Barrackpoor, a town and military cantonment of Bengal, on the E. bank of the Iloogly, about 10 m. N. N. E. of Calcutta. It is a favorite retreat for the Europeans of Calcutta, and contains the country residence of the governor general. The town itself is irregularly built, most of the houses being bungalows, embosomed among lofty trees, and the country around is profusely wooded. It possesses a park of 250 acres, with a fine collection of Indian zoology, and a stud of elephants, maintained mainly for the recreation of the guests of the governor general. Barrackpoor is noted as the place in which the first blood was shed in the sepoy mutiny. The town was a convenient station for military operations in the eastern part of Bengal, and for any sudden emergency at Calcutta. Four native regiments, with European officers, were stationed there. Discontent had arisen among the men, who supposed that the new cartridges issued to them were greased with animal fat, and one regiment was disbanded in February, 1857. On March 29 an armed sepoy marched about, declaring that he would shoot the first European he met. He wounded a European lieutenant, and a native officer refused to arrest him.

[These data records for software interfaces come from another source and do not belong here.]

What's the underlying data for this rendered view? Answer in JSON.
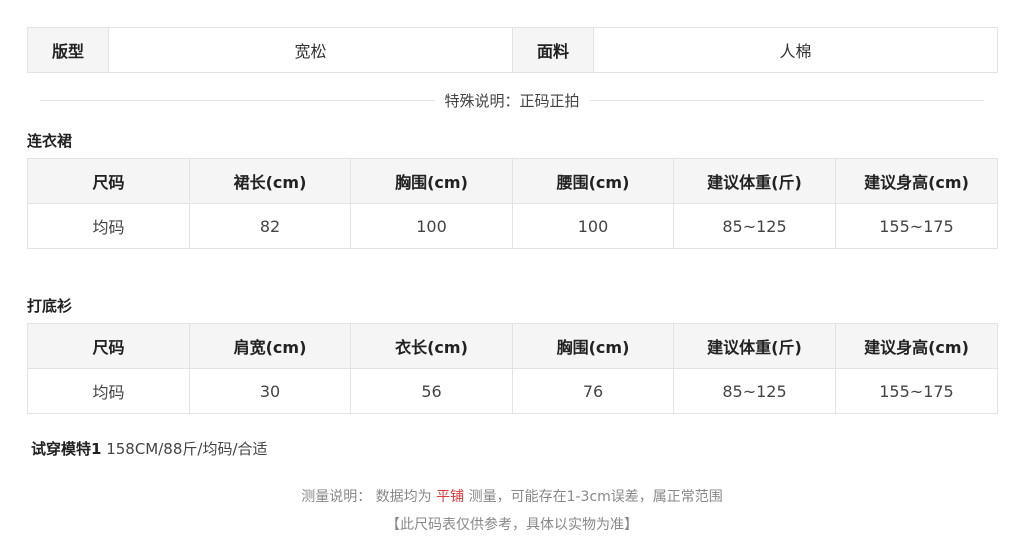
{
  "summary": {
    "fit_label": "版型",
    "fit_value": "宽松",
    "fabric_label": "面料",
    "fabric_value": "人棉"
  },
  "note": "特殊说明：正码正拍",
  "dress": {
    "title": "连衣裙",
    "headers": [
      "尺码",
      "裙长(cm)",
      "胸围(cm)",
      "腰围(cm)",
      "建议体重(斤)",
      "建议身高(cm)"
    ],
    "row": [
      "均码",
      "82",
      "100",
      "100",
      "85~125",
      "155~175"
    ]
  },
  "undershirt": {
    "title": "打底衫",
    "headers": [
      "尺码",
      "肩宽(cm)",
      "衣长(cm)",
      "胸围(cm)",
      "建议体重(斤)",
      "建议身高(cm)"
    ],
    "row": [
      "均码",
      "30",
      "56",
      "76",
      "85~125",
      "155~175"
    ]
  },
  "model": {
    "label": "试穿模特1",
    "value": " 158CM/88斤/均码/合适"
  },
  "footer": {
    "prefix": "测量说明： 数据均为 ",
    "highlight": "平铺",
    "suffix": " 测量，可能存在1-3cm误差，属正常范围",
    "disclaimer": "【此尺码表仅供参考，具体以实物为准】"
  },
  "colors": {
    "highlight": "#e23a3a",
    "header_bg": "#f5f5f5",
    "border": "#e3e3e3"
  }
}
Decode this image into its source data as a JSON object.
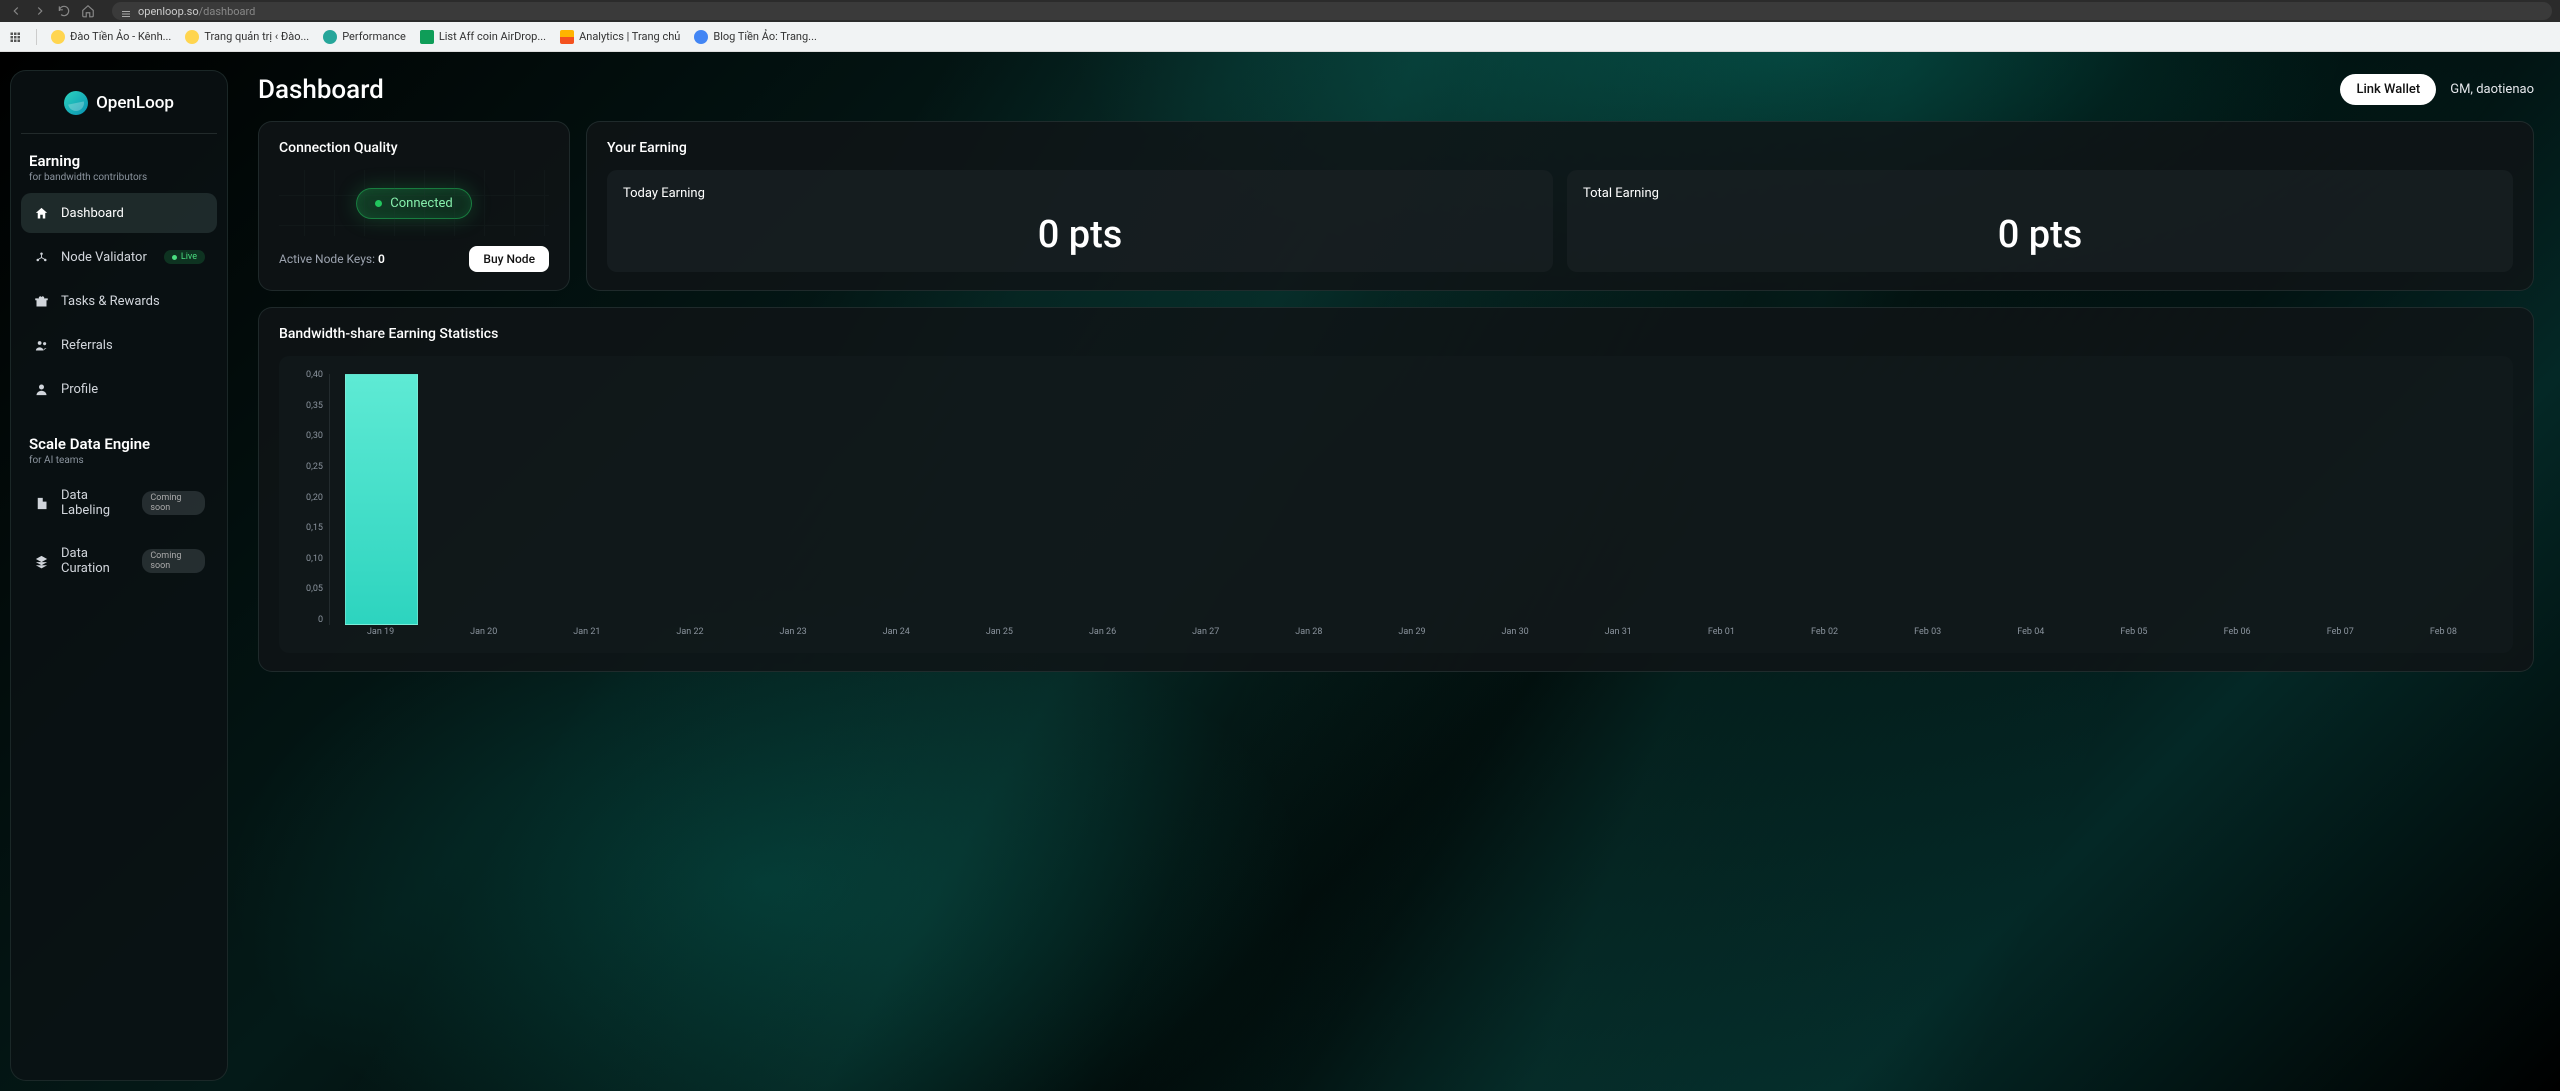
{
  "browser": {
    "url_domain": "openloop.so",
    "url_path": "/dashboard",
    "bookmarks": [
      {
        "label": "Đào Tiền Ảo - Kênh...",
        "iconClass": "sun"
      },
      {
        "label": "Trang quản trị ‹ Đào...",
        "iconClass": "sun"
      },
      {
        "label": "Performance",
        "iconClass": "teal"
      },
      {
        "label": "List Aff coin AirDrop...",
        "iconClass": "green"
      },
      {
        "label": "Analytics | Trang chủ",
        "iconClass": "orange"
      },
      {
        "label": "Blog Tiền Ảo: Trang...",
        "iconClass": "blue"
      }
    ]
  },
  "sidebar": {
    "brand": "OpenLoop",
    "section1": {
      "title": "Earning",
      "sub": "for bandwidth contributors"
    },
    "items1": [
      {
        "label": "Dashboard"
      },
      {
        "label": "Node Validator",
        "badge": "Live",
        "badgeClass": "live"
      },
      {
        "label": "Tasks & Rewards"
      },
      {
        "label": "Referrals"
      },
      {
        "label": "Profile"
      }
    ],
    "section2": {
      "title": "Scale Data Engine",
      "sub": "for AI teams"
    },
    "items2": [
      {
        "label": "Data Labeling",
        "badge": "Coming soon",
        "badgeClass": "soon"
      },
      {
        "label": "Data Curation",
        "badge": "Coming soon",
        "badgeClass": "soon"
      }
    ]
  },
  "header": {
    "title": "Dashboard",
    "link_wallet": "Link Wallet",
    "greeting": "GM, daotienao"
  },
  "connection": {
    "title": "Connection Quality",
    "status": "Connected",
    "keys_label": "Active Node Keys: ",
    "keys_value": "0",
    "buy": "Buy Node"
  },
  "earning": {
    "title": "Your Earning",
    "today_label": "Today Earning",
    "today_value": "0 pts",
    "total_label": "Total Earning",
    "total_value": "0 pts"
  },
  "stats": {
    "title": "Bandwidth-share Earning Statistics"
  },
  "chart_data": {
    "type": "bar",
    "title": "Bandwidth-share Earning Statistics",
    "xlabel": "",
    "ylabel": "",
    "ylim": [
      0,
      0.4
    ],
    "y_ticks": [
      "0,40",
      "0,35",
      "0,30",
      "0,25",
      "0,20",
      "0,15",
      "0,10",
      "0,05",
      "0"
    ],
    "categories": [
      "Jan 19",
      "Jan 20",
      "Jan 21",
      "Jan 22",
      "Jan 23",
      "Jan 24",
      "Jan 25",
      "Jan 26",
      "Jan 27",
      "Jan 28",
      "Jan 29",
      "Jan 30",
      "Jan 31",
      "Feb 01",
      "Feb 02",
      "Feb 03",
      "Feb 04",
      "Feb 05",
      "Feb 06",
      "Feb 07",
      "Feb 08"
    ],
    "values": [
      0.4,
      0,
      0,
      0,
      0,
      0,
      0,
      0,
      0,
      0,
      0,
      0,
      0,
      0,
      0,
      0,
      0,
      0,
      0,
      0,
      0
    ]
  }
}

Both were afterward arrested, tried by court-martial, and executed April 5; and a few days later the regiment to which they belonged was disbanded. After the suppression of the mutiny extensive barracks were erected here for British troops.